J.Neschling / OSESP

In his Symphony No.4 “Brasilia”, Camargo Mozart Guarnieri hints at the grand and strict structures of the country’s concrete capital. The Orchestra has an exciting recording of the work under Neschling (BIS); in concert, the symphony—dedicated to Leonard Bernstein—fizzled strangely, except for the last of three movement which managed to gather momentum.

Much like graduates from Harvard have a way of inserting that fact into any conversation within the first three minutes (two, if they were summa), students of Leonard Bernstein have a way of reminding the audiences that might not yet know of their pedigree… by way of ostentatious programming, if necessary. That made the inclusion of Bernstein’s Symphonic Dances from West Side Story a very, doubly convenient bit of programming. Not only is it a neat piece for not-so-great orchestras to impress audiences with, especially if they have a claim to—or ability for—rhythmic swerve.

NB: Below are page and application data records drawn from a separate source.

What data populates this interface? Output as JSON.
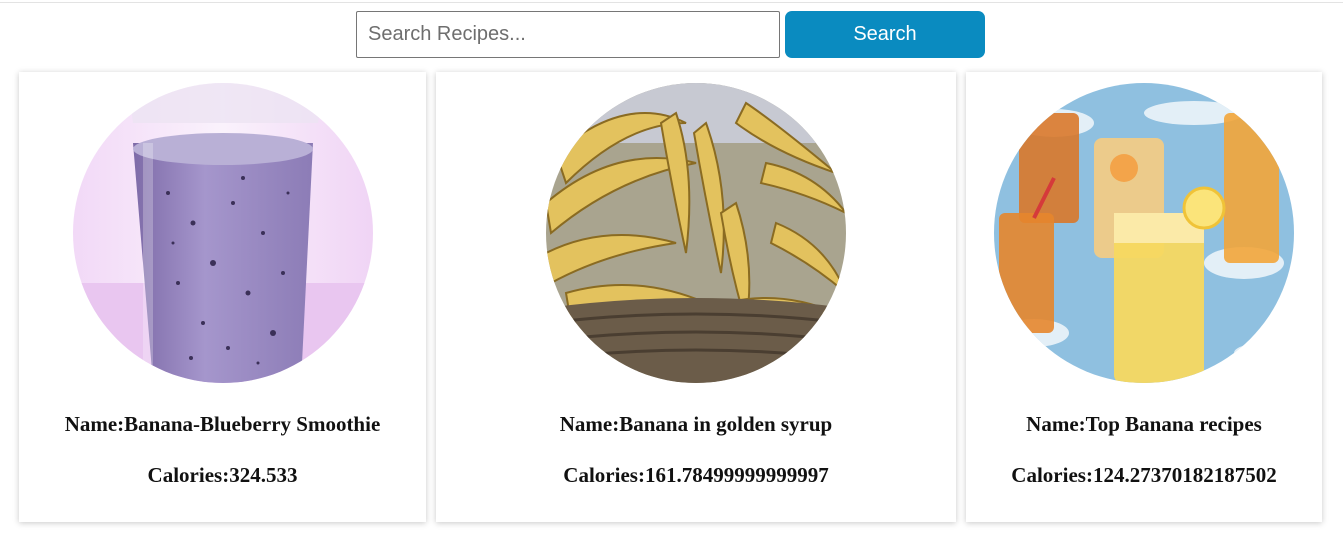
{
  "search": {
    "placeholder": "Search Recipes...",
    "value": "",
    "button_label": "Search"
  },
  "recipes": [
    {
      "name": "Name:Banana-Blueberry Smoothie",
      "calories": "Calories:324.533",
      "image": "blueberry-smoothie-glass"
    },
    {
      "name": "Name:Banana in golden syrup",
      "calories": "Calories:161.78499999999997",
      "image": "banana-basket"
    },
    {
      "name": "Name:Top Banana recipes",
      "calories": "Calories:124.27370182187502",
      "image": "iced-drinks"
    }
  ],
  "colors": {
    "accent": "#0a8bc0",
    "card_shadow": "#cccccc",
    "text": "#111111"
  }
}
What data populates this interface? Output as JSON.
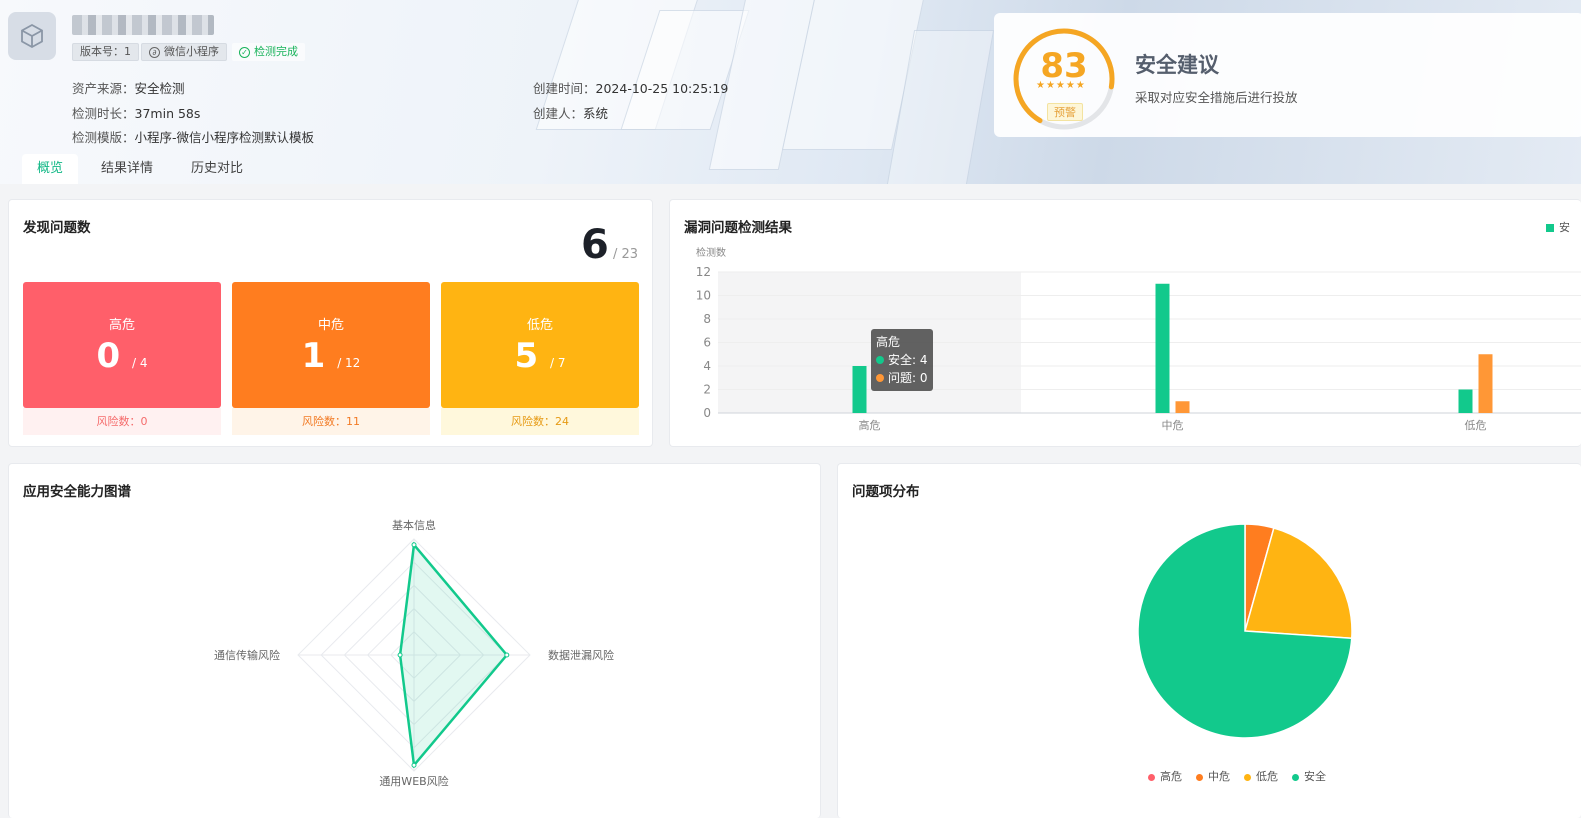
{
  "app": {
    "version_tag": "版本号：1",
    "platform_tag": "微信小程序",
    "status_tag": "检测完成"
  },
  "meta": {
    "source_label": "资产来源：",
    "source_value": "安全检测",
    "duration_label": "检测时长：",
    "duration_value": "37min 58s",
    "template_label": "检测模版：",
    "template_value": "小程序-微信小程序检测默认模板",
    "created_label": "创建时间：",
    "created_value": "2024-10-25 10:25:19",
    "creator_label": "创建人：",
    "creator_value": "系统"
  },
  "tabs": [
    {
      "label": "概览",
      "active": true
    },
    {
      "label": "结果详情",
      "active": false
    },
    {
      "label": "历史对比",
      "active": false
    }
  ],
  "score": {
    "value": "83",
    "stars": "★★★★★",
    "badge": "预警",
    "title": "安全建议",
    "subtitle": "采取对应安全措施后进行投放",
    "fraction": 0.83,
    "color": "#f5a623"
  },
  "issues": {
    "title": "发现问题数",
    "found": "6",
    "total": "/ 23",
    "cards": [
      {
        "label": "高危",
        "found": "0",
        "total": "/ 4",
        "risk": "风险数：0",
        "color": "#ff5f6a",
        "risk_bg": "#fff1f1",
        "risk_color": "#f56c6c"
      },
      {
        "label": "中危",
        "found": "1",
        "total": "/ 12",
        "risk": "风险数：11",
        "color": "#ff7d1f",
        "risk_bg": "#fff4e8",
        "risk_color": "#f27a24"
      },
      {
        "label": "低危",
        "found": "5",
        "total": "/ 7",
        "risk": "风险数：24",
        "color": "#ffb412",
        "risk_bg": "#fff8dc",
        "risk_color": "#e69a14"
      }
    ]
  },
  "vuln_chart": {
    "title": "漏洞问题检测结果",
    "legend_partial": "安",
    "tooltip": {
      "title": "高危",
      "safe": "安全: 4",
      "issue": "问题: 0"
    }
  },
  "radar": {
    "title": "应用安全能力图谱"
  },
  "pie": {
    "title": "问题项分布"
  },
  "chart_data": [
    {
      "type": "bar",
      "ylabel": "检测数",
      "ylim": [
        0,
        12
      ],
      "yticks": [
        0,
        2,
        4,
        6,
        8,
        10,
        12
      ],
      "categories": [
        "高危",
        "中危",
        "低危"
      ],
      "series": [
        {
          "name": "安全",
          "values": [
            4,
            11,
            2
          ],
          "color": "#12c98c"
        },
        {
          "name": "问题",
          "values": [
            0,
            1,
            5
          ],
          "color": "#ff9736"
        }
      ]
    },
    {
      "type": "radar",
      "axes": [
        "基本信息",
        "数据泄漏风险",
        "通用WEB风险",
        "通信传输风险"
      ],
      "max": 1,
      "values": [
        0.95,
        0.8,
        0.95,
        0.12
      ],
      "color": "#12c98c"
    },
    {
      "type": "pie",
      "labels": [
        "高危",
        "中危",
        "低危",
        "安全"
      ],
      "values": [
        0,
        1,
        5,
        17
      ],
      "colors": [
        "#ff5f6a",
        "#ff7d1f",
        "#ffb412",
        "#12c98c"
      ]
    }
  ]
}
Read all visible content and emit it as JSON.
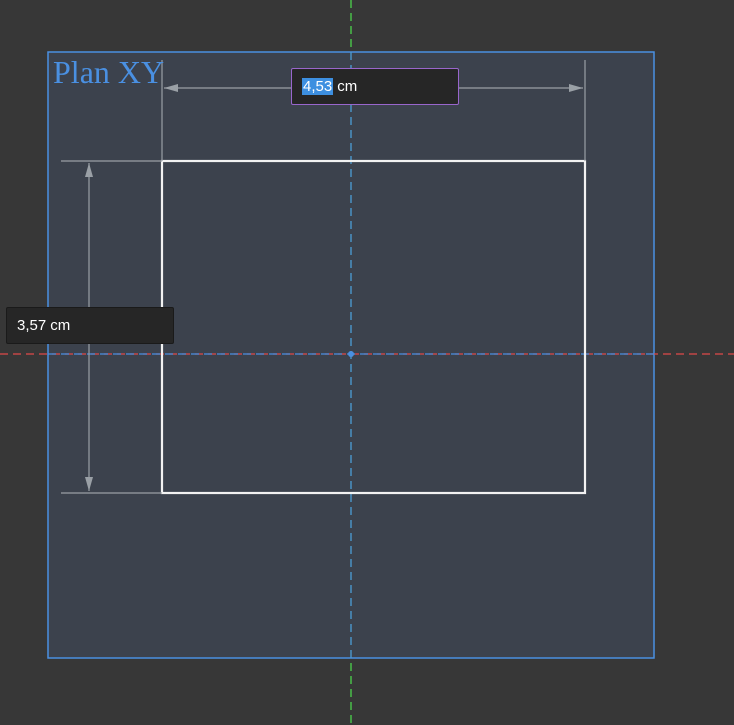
{
  "sketch": {
    "plane_label": "Plan XY"
  },
  "dimensions": {
    "width": {
      "value": "4,53",
      "unit": "cm"
    },
    "height": {
      "value": "3,57",
      "unit": "cm"
    }
  },
  "colors": {
    "background": "#373737",
    "plane_fill": "#3c424d",
    "plane_border": "#4a90e2",
    "x_axis": "#e04a4a",
    "y_axis": "#4ee04e",
    "profile": "#f2f2f2",
    "dimension_lines": "#9aa0a6",
    "active_input_border": "#9966cc",
    "selection": "#3d8fe0"
  }
}
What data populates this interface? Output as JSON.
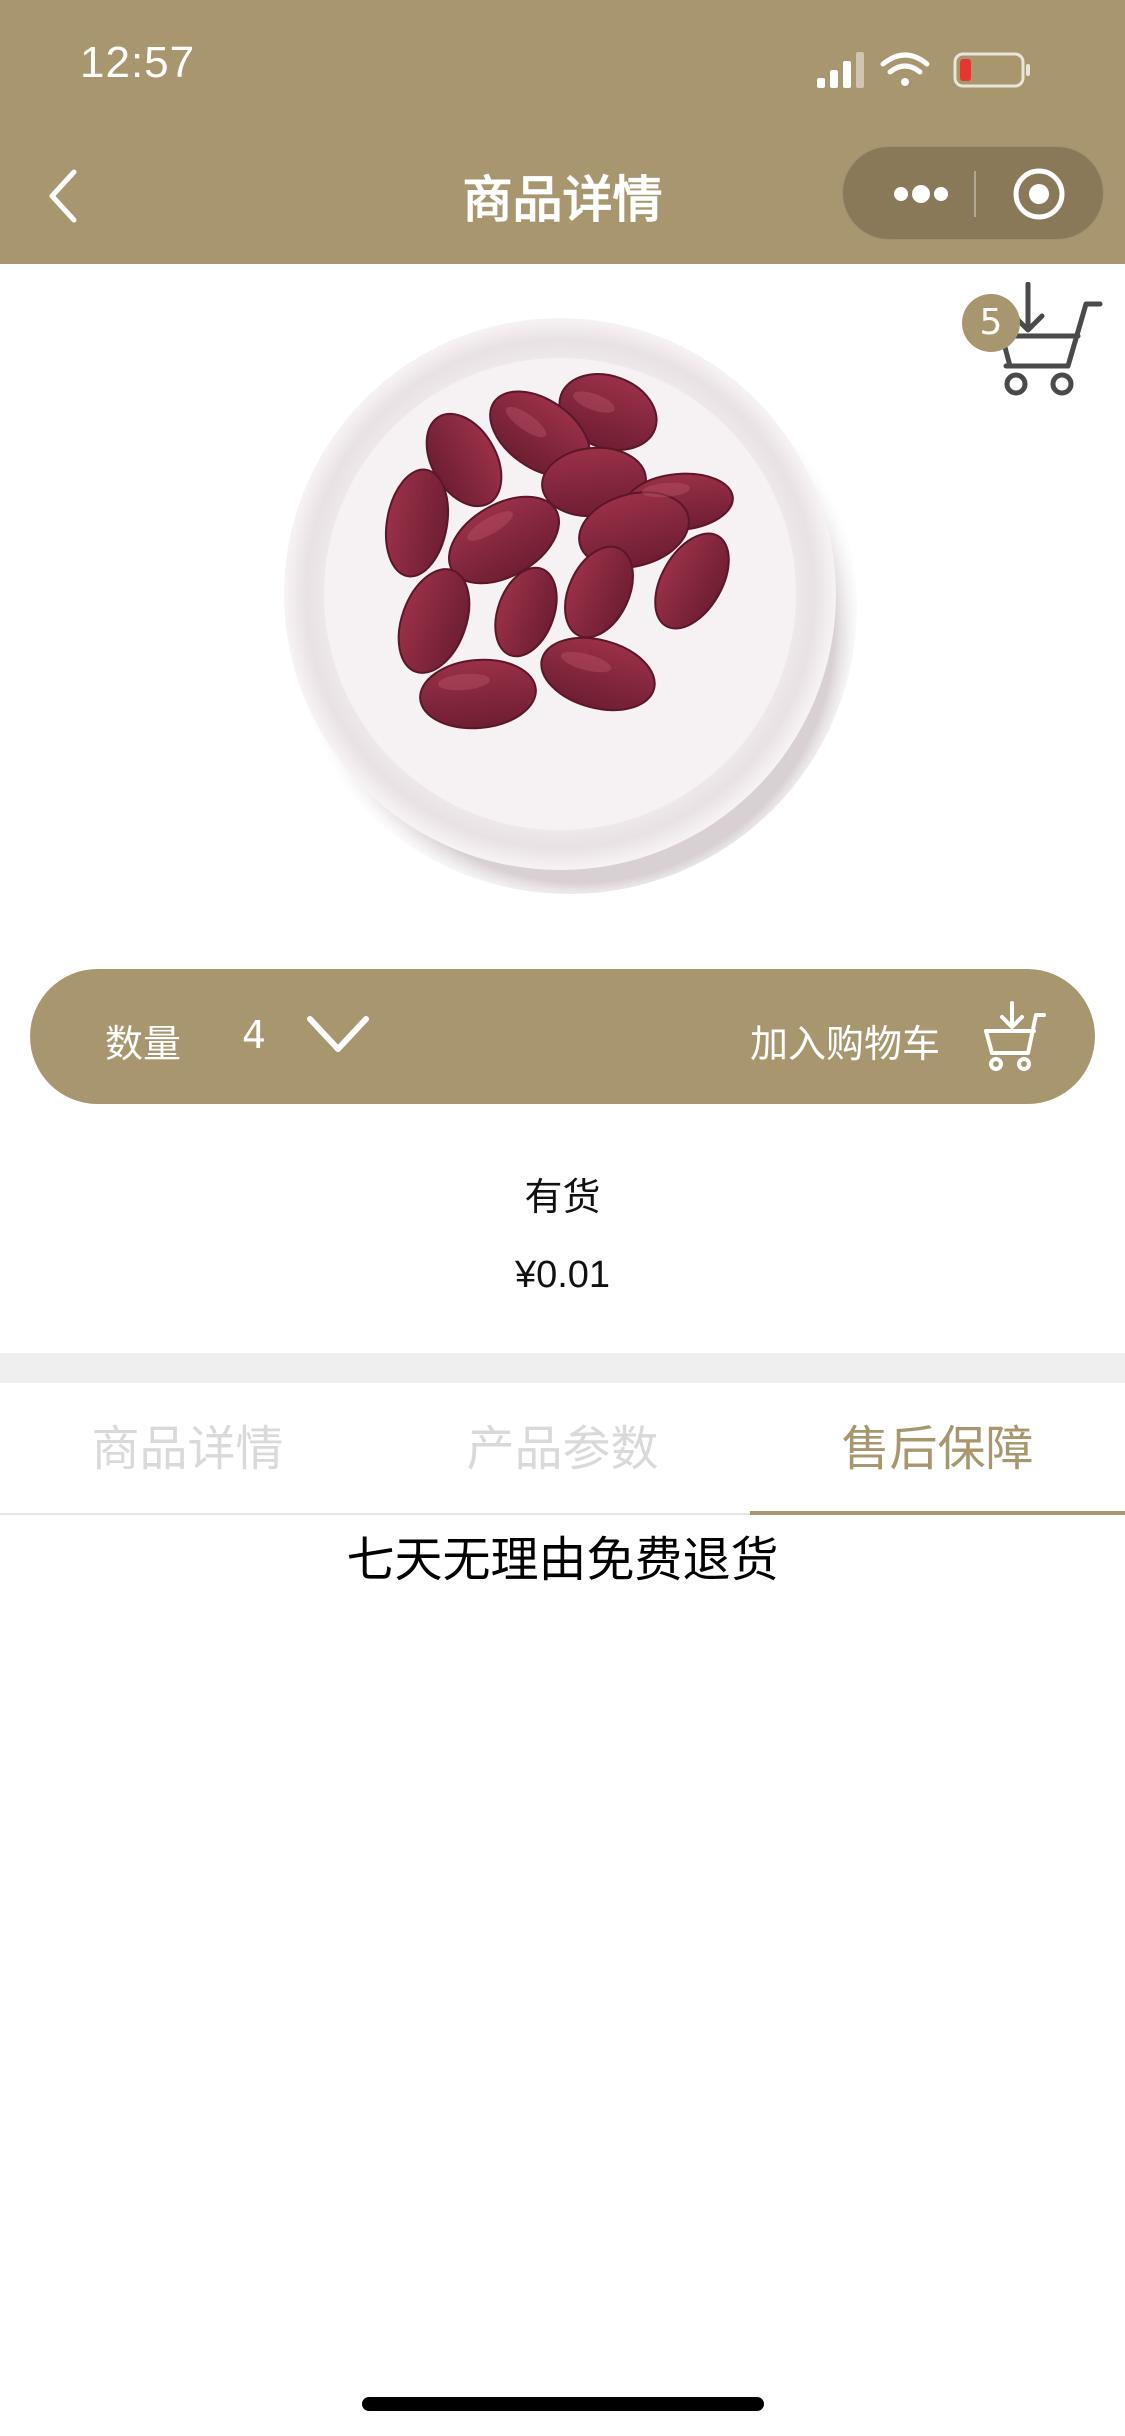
{
  "status_bar": {
    "time": "12:57"
  },
  "nav": {
    "title": "商品详情"
  },
  "cart": {
    "badge_count": "5"
  },
  "action_bar": {
    "quantity_label": "数量",
    "quantity_value": "4",
    "add_to_cart_label": "加入购物车"
  },
  "product": {
    "stock_status": "有货",
    "price": "¥0.01"
  },
  "tabs": [
    {
      "label": "商品详情",
      "active": false
    },
    {
      "label": "产品参数",
      "active": false
    },
    {
      "label": "售后保障",
      "active": true
    }
  ],
  "tab_content": {
    "text": "七天无理由免费退货"
  },
  "colors": {
    "brand": "#a8966f",
    "inactive_tab": "#d9d9d9",
    "divider": "#efefef"
  },
  "icons": [
    "back-icon",
    "more-icon",
    "target-icon",
    "cart-download-icon",
    "chevron-down-icon",
    "cart-add-icon",
    "signal-icon",
    "wifi-icon",
    "battery-icon"
  ]
}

It also hisses the Bernstein flag visible for all, in case the Guarnieri-dedication hint was too subtle. (Not that a bit of Bernstein remembering wasn’t fitting, the day after Bernstein’s passing 23 years ago.) Apart from the moments of collective cringing when the orchestra is forced to yell “Mambo” or coolly snap their fingers in the rhythm (because that’s the hot hipsters they are), it went reasonably well and the crowd in the well-attended Konzerthaus—animated by a high percentage of South American guests—lapped it up to enthused applause.

Still, with the OSESP displaying itself at less than full capacity, the Viennese memory—if there’s going to be any—is likely to have been: “Anything they can do, we can do better”, which is rather a shame of a wasted opportunity.